EXERCISE DESCRIPTION: The following data needs to be repeated exactly, with all images excluded.

App and web page records:
• • • •
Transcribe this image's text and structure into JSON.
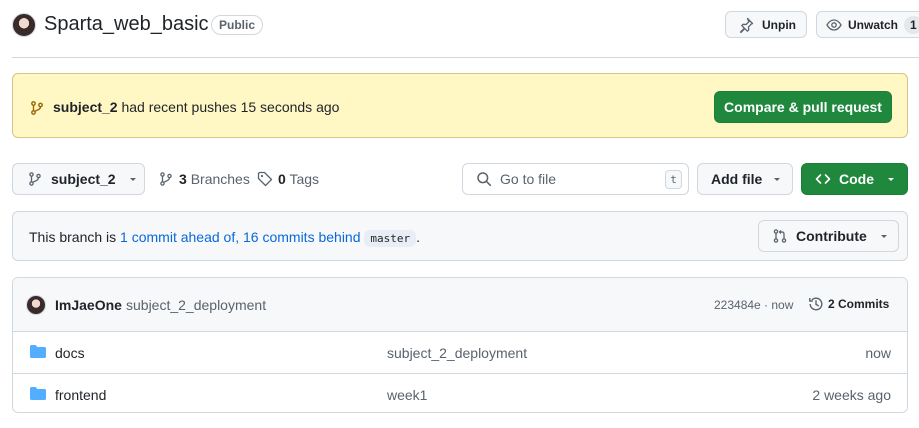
{
  "repo": {
    "name": "Sparta_web_basic",
    "visibility": "Public"
  },
  "actions": {
    "unpin_label": "Unpin",
    "unwatch_label": "Unwatch",
    "watch_count": "1"
  },
  "flash": {
    "branch": "subject_2",
    "message": "had recent pushes 15 seconds ago",
    "button_label": "Compare & pull request"
  },
  "toolbar": {
    "branch_label": "subject_2",
    "branches_count": "3",
    "branches_label": "Branches",
    "tags_count": "0",
    "tags_label": "Tags",
    "search_placeholder": "Go to file",
    "search_shortcut": "t",
    "add_file_label": "Add file",
    "code_label": "Code"
  },
  "branch_info": {
    "prefix": "This branch is",
    "ahead_link": "1 commit ahead of,",
    "behind_link": "16 commits behind",
    "base_branch": "master",
    "suffix": ".",
    "contribute_label": "Contribute"
  },
  "latest_commit": {
    "author": "ImJaeOne",
    "message": "subject_2_deployment",
    "sha_time": "223484e · now",
    "commits_label": "2 Commits"
  },
  "files": [
    {
      "name": "docs",
      "type": "folder",
      "commit_message": "subject_2_deployment",
      "age": "now"
    },
    {
      "name": "frontend",
      "type": "folder",
      "commit_message": "week1",
      "age": "2 weeks ago"
    }
  ],
  "colors": {
    "primary_green": "#1f883d",
    "link_blue": "#0969da",
    "flash_bg": "#fff8c5",
    "folder_blue": "#54aeff"
  }
}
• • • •
SOLUTION TO THIS TASK:
Transcribe this image's text and structure into JSON.
{
  "repo": {
    "name": "Sparta_web_basic",
    "visibility": "Public"
  },
  "actions": {
    "unpin_label": "Unpin",
    "unwatch_label": "Unwatch",
    "watch_count": "1"
  },
  "flash": {
    "branch": "subject_2",
    "message": "had recent pushes 15 seconds ago",
    "button_label": "Compare & pull request"
  },
  "toolbar": {
    "branch_label": "subject_2",
    "branches_count": "3",
    "branches_label": "Branches",
    "tags_count": "0",
    "tags_label": "Tags",
    "search_placeholder": "Go to file",
    "search_shortcut": "t",
    "add_file_label": "Add file",
    "code_label": "Code"
  },
  "branch_info": {
    "prefix": "This branch is",
    "ahead_link": "1 commit ahead of,",
    "behind_link": "16 commits behind",
    "base_branch": "master",
    "suffix": ".",
    "contribute_label": "Contribute"
  },
  "latest_commit": {
    "author": "ImJaeOne",
    "message": "subject_2_deployment",
    "sha_time": "223484e · now",
    "commits_label": "2 Commits"
  },
  "files": [
    {
      "name": "docs",
      "type": "folder",
      "commit_message": "subject_2_deployment",
      "age": "now"
    },
    {
      "name": "frontend",
      "type": "folder",
      "commit_message": "week1",
      "age": "2 weeks ago"
    }
  ],
  "colors": {
    "primary_green": "#1f883d",
    "link_blue": "#0969da",
    "flash_bg": "#fff8c5",
    "folder_blue": "#54aeff"
  }
}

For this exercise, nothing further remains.